We once again witnessed the ridiculousness of the separation between men and women at the Western Wall when female journalists were forced to stand on chairs to see US Vice-President Michael Pence pray at the Western Wall during his recent visit. No one, not even the rabbi of the Western Wall, can explain the benefit or importance of this separation of the sexes.
Dr. Bat-Sheva Margalit Stern, associate professor of history at the Schechter Institute of Jewish Studies, contrasts the leadership of Meir, who disavowed feminism, with the leadership of Ada Fishman Maimon, an advocate of feminism, one of the founders of Women Workers Movement and a member of Knesset. Watch the video to learn more about Meir and Maimon’s differing leadership styles.
I was born two years prior to the Six-Day War when Jerusalem was still a divided city, with barbed wire and concrete walls separating the two sections. Jerusalem totally changed by the time I grew up. It became a city without borders, an exciting and fascinating place, whose spaces were accessible to everyone. One could experience the city on a personal, one to one basis. My urban encounter spanned the entire city…
Distress signals sent out by secularists in recent months have been picked up loud and clear by the Secular Forum, though stridency does not necessarily ensure soundness of the writers’ arguments or best serve their interests. The most important step of any strategy is precise analysis of a given situation. Incorrect analysis leads to hasty action that fails to solve the problem or actually exacerbates it.
In recent months, acrimonious public debate has been raging in Israel over Jewish education enrichment programs. The Secular Forum has been especially vociferous against what it terms “religionization” in non-orthodox state schools, sounding the alarm at the prospect of secular children coming into any contact whatsoever with Jewish content.
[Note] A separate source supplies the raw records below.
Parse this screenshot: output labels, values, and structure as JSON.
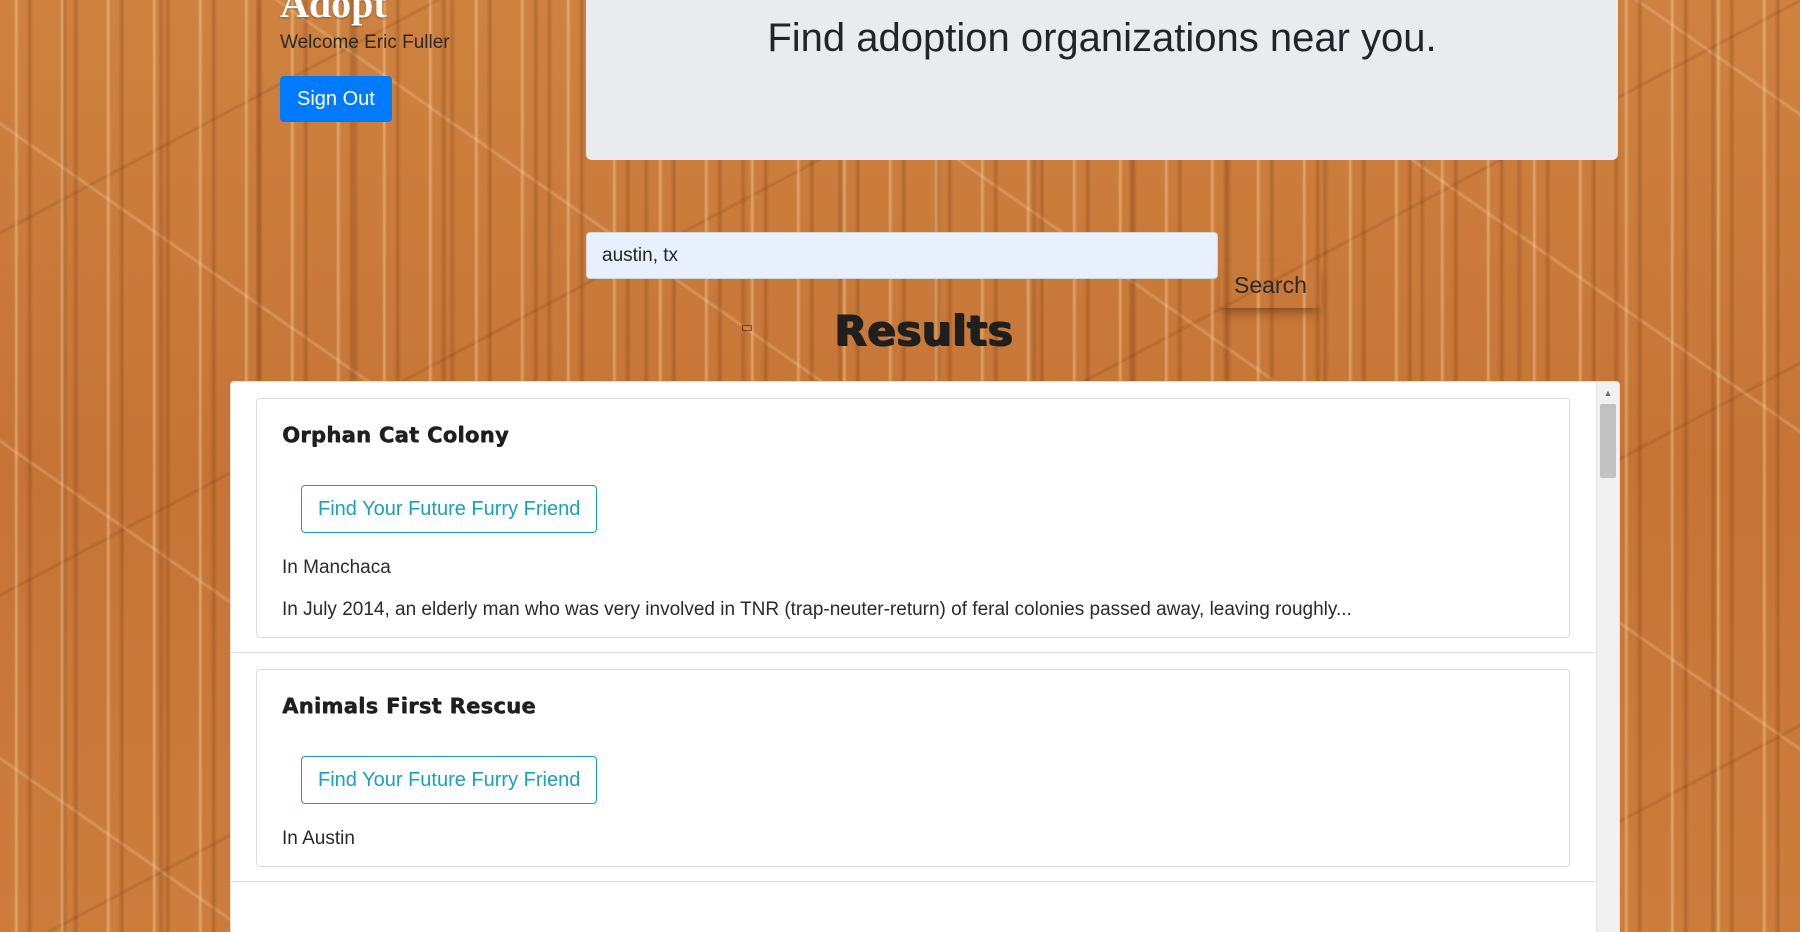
{
  "header": {
    "brand_title": "Adopt",
    "welcome_text": "Welcome Eric Fuller",
    "signout_label": "Sign Out"
  },
  "jumbotron": {
    "text": "Find adoption organizations near you."
  },
  "search": {
    "value": "austin, tx",
    "button_label": "Search"
  },
  "results": {
    "heading": "Results",
    "items": [
      {
        "name": "Orphan Cat Colony",
        "button_label": "Find Your Future Furry Friend",
        "location": "In Manchaca",
        "description": "In July 2014, an elderly man who was very involved in TNR (trap-neuter-return) of feral colonies passed away, leaving roughly..."
      },
      {
        "name": "Animals First Rescue",
        "button_label": "Find Your Future Furry Friend",
        "location": "In Austin"
      }
    ]
  },
  "scrollbar": {
    "up_arrow": "▲"
  },
  "colors": {
    "primary": "#007bff",
    "info": "#17a2b8",
    "jumbotron_bg": "#e9ecef",
    "input_bg": "#e8f0fe"
  },
  "icons": {
    "scroll_up": "scroll-up-arrow-icon"
  }
}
Were it not for the religious Minister of Education imposing his Jewish agenda, goes secularist reasoning, their children could be studying philosophy, Darwinian theory of evolution, and even Shakespeare.
During the past two months, we have witnessed three major cases of a lack of pluralism and tolerance in the State of Israel, most of them carried out by Israeli Orthodox rabbis. They seem to believe that there is only one correct way to be Jewish and that those who deviate from that path are not real rabbis and should be shunned. Since these Orthodox rabbis from different backgrounds seem to share this lack of pluralism and tolerance, maybe they are simply reflecting the concensus of Jewish tradition. Is this true?
Much has been written about the current war against Hamas in Gaza. What can we learn from our sources about the current conflict?
During the past few years we have witnessed a growing phenomenon of “price tag” attacks in which religious Zionist teenagers attack innocent Arabs and deface Mosques as revenge for specific terror attacks or for Israeli government decisions about destroying illegal homes or settlements. On July 2nd, in the wake of the brutal murder of Naftali Fraenkel, Gil-Ad Shaer and Eyal Yifrah hy”d, six young religious Jews apparently kidnapped and brutally murdered Muhammad Abu Khdeir
On December 7, 2010, The Jerusalem Post reported (Jpost.com) that a group of forty municipal rabbis in Israel published a letter which said that it is forbidden to sell or rent apartments to non-Jews (nokhrim) in Israel.
During the past eight years, Palestinian terrorists have fired many thousands of rockets at civilian targets in Israel. To be more specific, since Israel withdrew from Gaza in August 2005, in order to allow the Palestinians to govern themselves, and December 31, 2008, terrorists fired 6,300 rockets and mortars at civilian targets in Israel.